[Collected data]

########################################

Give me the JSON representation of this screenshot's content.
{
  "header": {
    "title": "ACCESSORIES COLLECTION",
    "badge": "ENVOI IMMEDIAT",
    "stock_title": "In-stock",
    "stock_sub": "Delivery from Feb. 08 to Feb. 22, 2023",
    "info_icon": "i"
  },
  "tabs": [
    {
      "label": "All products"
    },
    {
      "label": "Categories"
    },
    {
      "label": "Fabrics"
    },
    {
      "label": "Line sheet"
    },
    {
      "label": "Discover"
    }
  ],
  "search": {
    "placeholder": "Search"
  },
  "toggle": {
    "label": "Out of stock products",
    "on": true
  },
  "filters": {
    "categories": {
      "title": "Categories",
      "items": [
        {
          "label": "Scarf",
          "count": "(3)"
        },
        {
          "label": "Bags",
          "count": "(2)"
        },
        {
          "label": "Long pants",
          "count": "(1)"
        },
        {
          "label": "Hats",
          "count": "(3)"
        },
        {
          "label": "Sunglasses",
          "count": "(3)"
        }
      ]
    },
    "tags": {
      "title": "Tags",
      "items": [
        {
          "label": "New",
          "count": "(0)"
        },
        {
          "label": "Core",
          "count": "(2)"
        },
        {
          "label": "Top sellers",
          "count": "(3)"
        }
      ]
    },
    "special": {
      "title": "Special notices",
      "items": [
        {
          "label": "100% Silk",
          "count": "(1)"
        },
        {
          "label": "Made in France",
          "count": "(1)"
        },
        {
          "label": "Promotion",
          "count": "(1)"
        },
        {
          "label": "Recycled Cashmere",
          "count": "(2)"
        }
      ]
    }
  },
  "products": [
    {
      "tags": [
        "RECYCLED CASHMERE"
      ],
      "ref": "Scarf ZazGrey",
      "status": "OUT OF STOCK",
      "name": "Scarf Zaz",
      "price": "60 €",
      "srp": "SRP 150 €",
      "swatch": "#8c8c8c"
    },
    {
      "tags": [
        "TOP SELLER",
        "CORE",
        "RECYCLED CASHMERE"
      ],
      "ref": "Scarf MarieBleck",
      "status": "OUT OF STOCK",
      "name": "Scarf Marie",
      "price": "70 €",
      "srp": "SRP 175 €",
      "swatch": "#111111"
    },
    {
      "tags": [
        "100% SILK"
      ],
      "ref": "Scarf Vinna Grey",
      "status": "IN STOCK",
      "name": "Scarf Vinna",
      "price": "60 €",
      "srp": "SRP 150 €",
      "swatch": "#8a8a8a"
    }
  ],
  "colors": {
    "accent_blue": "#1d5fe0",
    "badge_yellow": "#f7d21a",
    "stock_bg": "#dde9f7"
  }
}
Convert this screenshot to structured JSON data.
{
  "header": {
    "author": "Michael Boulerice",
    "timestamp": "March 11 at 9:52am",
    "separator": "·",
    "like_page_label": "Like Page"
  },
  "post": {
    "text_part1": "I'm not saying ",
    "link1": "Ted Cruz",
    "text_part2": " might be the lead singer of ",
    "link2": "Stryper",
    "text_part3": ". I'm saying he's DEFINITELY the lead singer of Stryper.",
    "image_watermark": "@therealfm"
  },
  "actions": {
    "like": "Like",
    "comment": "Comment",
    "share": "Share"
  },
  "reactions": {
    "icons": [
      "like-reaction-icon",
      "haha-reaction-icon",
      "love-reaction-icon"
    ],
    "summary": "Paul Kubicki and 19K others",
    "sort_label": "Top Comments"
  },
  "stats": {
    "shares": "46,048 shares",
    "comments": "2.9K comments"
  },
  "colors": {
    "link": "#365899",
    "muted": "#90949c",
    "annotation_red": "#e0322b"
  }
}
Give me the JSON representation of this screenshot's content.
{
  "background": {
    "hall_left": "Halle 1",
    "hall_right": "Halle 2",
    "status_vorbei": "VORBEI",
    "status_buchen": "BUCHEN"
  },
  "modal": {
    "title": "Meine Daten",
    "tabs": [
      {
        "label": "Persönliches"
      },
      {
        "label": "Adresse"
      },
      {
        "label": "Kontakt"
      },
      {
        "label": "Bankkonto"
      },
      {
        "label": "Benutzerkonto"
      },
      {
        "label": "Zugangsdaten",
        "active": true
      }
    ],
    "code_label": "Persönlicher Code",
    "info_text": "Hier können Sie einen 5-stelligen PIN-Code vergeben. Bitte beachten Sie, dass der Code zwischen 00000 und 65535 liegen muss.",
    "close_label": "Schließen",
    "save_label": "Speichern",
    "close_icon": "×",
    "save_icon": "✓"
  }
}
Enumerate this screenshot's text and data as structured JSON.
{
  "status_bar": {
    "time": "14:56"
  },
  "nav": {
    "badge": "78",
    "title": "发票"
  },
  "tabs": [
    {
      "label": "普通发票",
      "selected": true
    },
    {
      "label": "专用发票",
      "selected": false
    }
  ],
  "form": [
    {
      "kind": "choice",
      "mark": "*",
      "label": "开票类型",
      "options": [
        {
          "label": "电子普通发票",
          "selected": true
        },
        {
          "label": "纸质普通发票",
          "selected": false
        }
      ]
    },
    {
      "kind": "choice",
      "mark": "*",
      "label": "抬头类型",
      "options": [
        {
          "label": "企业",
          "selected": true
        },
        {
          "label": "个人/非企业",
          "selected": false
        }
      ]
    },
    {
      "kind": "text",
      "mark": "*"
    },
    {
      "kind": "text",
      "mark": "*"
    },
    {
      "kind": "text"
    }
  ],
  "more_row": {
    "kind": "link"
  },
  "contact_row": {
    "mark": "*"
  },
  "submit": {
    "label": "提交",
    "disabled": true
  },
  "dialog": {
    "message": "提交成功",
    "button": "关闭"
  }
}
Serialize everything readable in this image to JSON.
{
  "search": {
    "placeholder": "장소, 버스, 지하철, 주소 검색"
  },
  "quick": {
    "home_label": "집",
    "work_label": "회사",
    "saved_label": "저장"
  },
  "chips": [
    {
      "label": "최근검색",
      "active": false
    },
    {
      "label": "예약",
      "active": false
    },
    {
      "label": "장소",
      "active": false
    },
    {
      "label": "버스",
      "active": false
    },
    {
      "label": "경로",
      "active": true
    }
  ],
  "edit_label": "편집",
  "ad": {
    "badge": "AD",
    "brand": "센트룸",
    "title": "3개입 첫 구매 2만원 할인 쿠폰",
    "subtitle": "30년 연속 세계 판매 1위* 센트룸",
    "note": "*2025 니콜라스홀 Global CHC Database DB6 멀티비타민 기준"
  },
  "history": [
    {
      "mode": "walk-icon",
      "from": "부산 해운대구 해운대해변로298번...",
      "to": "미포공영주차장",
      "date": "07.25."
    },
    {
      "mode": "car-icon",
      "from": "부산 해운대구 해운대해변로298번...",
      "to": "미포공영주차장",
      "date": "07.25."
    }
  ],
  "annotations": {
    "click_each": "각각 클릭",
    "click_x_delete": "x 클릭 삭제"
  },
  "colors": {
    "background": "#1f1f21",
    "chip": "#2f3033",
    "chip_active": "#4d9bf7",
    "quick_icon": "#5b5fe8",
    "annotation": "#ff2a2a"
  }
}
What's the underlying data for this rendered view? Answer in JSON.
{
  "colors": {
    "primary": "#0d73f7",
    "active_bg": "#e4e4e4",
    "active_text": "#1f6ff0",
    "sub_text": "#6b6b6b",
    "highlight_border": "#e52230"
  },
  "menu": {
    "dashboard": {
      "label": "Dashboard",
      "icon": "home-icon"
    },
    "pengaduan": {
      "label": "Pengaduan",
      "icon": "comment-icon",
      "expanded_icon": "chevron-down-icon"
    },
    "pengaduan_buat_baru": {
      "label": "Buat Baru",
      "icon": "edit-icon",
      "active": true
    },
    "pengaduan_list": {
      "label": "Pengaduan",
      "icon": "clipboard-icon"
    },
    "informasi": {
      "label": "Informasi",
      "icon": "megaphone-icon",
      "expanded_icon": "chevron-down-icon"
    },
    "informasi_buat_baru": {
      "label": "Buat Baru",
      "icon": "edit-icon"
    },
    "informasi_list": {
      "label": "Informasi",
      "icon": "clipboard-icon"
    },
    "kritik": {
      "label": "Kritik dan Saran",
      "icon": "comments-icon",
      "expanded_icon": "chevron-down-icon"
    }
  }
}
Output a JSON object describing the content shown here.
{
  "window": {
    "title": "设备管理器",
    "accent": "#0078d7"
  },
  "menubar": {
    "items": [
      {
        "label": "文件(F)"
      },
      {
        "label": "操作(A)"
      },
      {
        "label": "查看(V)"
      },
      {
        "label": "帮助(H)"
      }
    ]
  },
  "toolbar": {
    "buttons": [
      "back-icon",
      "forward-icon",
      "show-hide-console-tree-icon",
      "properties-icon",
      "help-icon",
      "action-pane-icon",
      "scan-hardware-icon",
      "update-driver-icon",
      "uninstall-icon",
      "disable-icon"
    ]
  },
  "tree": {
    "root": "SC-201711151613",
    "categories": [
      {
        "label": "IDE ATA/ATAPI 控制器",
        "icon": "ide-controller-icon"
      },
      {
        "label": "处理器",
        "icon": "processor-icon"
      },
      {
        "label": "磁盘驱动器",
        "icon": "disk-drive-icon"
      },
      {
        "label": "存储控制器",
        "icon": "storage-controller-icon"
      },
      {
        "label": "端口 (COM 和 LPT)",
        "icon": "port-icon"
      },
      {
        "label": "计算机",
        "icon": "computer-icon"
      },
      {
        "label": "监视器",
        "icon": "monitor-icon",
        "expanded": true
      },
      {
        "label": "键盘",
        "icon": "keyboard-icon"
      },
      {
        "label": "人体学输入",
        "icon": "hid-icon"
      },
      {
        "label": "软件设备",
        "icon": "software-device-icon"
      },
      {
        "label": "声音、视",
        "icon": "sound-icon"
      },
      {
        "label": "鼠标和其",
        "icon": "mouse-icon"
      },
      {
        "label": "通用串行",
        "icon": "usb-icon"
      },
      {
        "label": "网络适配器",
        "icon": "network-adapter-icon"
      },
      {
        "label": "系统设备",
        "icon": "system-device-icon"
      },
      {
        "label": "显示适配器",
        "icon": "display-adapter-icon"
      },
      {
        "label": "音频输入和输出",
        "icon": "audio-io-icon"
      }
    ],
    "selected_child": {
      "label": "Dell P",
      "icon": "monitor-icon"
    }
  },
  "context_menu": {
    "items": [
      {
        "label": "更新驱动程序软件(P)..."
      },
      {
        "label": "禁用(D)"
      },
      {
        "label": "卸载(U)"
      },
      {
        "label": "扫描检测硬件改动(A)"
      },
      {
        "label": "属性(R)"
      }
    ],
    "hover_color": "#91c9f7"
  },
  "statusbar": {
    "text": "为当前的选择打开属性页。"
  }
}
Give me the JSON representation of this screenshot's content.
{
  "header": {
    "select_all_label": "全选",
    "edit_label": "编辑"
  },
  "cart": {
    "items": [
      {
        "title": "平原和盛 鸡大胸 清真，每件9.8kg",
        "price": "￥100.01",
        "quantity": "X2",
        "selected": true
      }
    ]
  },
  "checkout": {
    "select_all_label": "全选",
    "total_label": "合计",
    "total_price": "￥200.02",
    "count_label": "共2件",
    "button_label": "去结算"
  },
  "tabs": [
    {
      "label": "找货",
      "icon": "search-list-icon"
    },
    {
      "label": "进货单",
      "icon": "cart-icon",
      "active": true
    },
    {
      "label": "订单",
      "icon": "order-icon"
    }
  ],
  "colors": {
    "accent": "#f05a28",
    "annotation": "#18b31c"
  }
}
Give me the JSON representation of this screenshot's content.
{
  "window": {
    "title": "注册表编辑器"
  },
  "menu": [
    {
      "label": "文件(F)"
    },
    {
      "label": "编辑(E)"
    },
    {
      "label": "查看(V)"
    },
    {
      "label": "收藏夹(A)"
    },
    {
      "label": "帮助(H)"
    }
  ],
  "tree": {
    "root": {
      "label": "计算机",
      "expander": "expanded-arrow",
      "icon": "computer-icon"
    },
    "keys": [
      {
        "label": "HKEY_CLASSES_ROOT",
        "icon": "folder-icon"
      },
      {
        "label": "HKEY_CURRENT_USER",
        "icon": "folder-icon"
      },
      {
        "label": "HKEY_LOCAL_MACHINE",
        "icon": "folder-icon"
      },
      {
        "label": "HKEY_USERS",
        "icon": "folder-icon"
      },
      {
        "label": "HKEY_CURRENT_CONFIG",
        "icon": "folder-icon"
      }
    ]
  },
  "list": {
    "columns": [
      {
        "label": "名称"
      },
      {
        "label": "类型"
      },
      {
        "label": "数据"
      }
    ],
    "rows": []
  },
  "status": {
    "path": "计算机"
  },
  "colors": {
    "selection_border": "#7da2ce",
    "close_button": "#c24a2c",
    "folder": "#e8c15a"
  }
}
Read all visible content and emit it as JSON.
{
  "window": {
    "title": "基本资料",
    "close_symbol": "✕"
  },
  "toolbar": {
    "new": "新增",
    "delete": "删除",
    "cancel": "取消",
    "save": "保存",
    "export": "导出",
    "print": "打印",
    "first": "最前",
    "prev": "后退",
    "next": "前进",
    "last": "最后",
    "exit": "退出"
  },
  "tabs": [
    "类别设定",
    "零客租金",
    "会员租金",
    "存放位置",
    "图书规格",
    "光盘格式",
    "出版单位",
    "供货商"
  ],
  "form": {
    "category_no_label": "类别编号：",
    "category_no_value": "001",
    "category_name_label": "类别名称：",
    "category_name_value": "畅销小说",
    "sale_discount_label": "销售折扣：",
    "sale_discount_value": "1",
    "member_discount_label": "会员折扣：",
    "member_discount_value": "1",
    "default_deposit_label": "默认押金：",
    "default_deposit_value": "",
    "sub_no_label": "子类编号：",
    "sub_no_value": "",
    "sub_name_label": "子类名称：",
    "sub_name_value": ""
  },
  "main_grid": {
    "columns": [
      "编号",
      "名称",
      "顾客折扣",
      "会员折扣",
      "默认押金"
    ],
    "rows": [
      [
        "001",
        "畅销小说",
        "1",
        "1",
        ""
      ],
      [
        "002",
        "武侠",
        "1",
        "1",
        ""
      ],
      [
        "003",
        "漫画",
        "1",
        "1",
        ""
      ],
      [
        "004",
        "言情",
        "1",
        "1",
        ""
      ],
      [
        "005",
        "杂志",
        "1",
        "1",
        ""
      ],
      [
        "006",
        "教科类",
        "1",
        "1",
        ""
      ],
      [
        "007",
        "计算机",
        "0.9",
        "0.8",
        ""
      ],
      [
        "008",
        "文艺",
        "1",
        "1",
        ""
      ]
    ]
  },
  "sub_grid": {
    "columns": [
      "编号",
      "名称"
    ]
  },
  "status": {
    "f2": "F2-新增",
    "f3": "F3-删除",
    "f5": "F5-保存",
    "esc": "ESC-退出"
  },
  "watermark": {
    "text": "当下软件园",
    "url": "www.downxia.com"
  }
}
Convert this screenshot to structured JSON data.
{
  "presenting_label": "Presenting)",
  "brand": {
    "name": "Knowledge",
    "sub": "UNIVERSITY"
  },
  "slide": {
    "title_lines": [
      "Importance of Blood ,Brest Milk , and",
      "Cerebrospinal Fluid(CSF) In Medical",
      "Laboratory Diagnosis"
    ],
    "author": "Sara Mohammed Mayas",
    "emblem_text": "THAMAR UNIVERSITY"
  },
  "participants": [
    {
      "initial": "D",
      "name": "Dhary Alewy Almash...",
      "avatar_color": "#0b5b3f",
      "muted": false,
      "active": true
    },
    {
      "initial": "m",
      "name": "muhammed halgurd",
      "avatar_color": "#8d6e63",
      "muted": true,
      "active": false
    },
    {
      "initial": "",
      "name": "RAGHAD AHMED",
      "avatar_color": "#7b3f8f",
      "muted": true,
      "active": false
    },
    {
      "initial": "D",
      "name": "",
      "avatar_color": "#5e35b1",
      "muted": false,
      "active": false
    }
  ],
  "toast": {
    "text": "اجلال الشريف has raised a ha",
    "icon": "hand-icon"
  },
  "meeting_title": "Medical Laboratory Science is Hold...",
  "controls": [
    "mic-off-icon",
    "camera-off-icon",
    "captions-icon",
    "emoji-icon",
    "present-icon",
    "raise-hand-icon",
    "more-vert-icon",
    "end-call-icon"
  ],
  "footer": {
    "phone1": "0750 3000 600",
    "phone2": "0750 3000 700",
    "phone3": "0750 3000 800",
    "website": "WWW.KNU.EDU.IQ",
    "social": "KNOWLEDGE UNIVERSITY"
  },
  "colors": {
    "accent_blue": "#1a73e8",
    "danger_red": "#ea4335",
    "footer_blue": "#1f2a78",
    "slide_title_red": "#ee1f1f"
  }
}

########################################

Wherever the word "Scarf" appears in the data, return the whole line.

          "label": "Scarf",
      "ref": "Scarf ZazGrey",
      "name": "Scarf Zaz",
      "ref": "Scarf MarieBleck",
      "name": "Scarf Marie",
      "ref": "Scarf Vinna Grey",
      "name": "Scarf Vinna",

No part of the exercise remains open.